As more cards move to EMV chips it makes sense to wonder how this will impact the Payment Card Industry (PCI) Data Security Standard (DSS). A good example can be seen by looking at Europe. In a mature EMV environment the fraud migrated to card-not-present transactions, so the security controls outlined in the standard still apply. And if you think about how the data is used in a financial institution, it isn’t the point of sale where financial institutions are involved. EMV provides stronger authentication for in-person transactions, but doesn’t add protection within the financial institutions where cards are issued and card numbers must exist in human-readable form (e.g. not encrypted or tokenized).
When dealing with PCI compliance, the challenge for financial institutions is that nobody is asking about PCI. Federal examiners began asking about PCI at a very high, generic level a few years ago. But those questions dies out fairly quickly. The major card brands, meanwhile, are busy with retailers that, compared to finance, had no real security in place prior to PCI. They know after more than a decade of strict regulation that financial institutions are still ahead of other industries.
Banks and credit unions do have to comply with PCI standards, even if nobody is asking about it. According to the major card brand compliance web sites, any entity that stores or transmits cardholder data must comply with some level of the PCI standard. This means in the event of a security breach involving cardholder data (which the vast majority of financial institutions have) there would likely be significant fines issued.
The good news is financial institutions aren’t processing large amounts of transactions so we typically fall into lower compliance levels. And with the FFIEC-based controls you already have in place, adding a self-assessment, some vulnerability scans, and possibly some control updates… PCI compliance isn’t too bad.
Once you’ve scoped in your systems, your existing security controls can be mapped to the PCI DSS controls to give you a good indication of where you stand. This mapping is made easier if you use a well-known standard like the NIST Cybersecurity Framework, ISO, or the new FFIEC Cybersecurity controls.

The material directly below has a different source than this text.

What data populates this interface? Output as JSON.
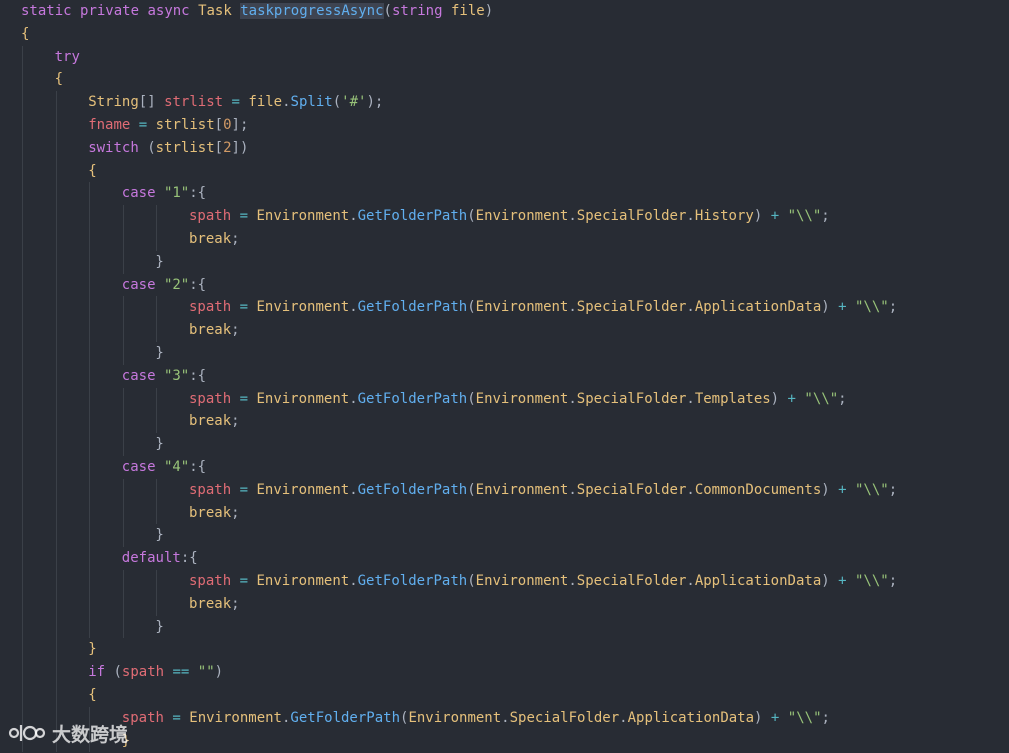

If you are interested in FFIEC Cybersecurity Maturity controls mapped to PCI let me know through the Contact Us link on our web site. I have an internal tool for helping my clients develop an internal common control framework. If there is enough interest I will trim it down and provide it.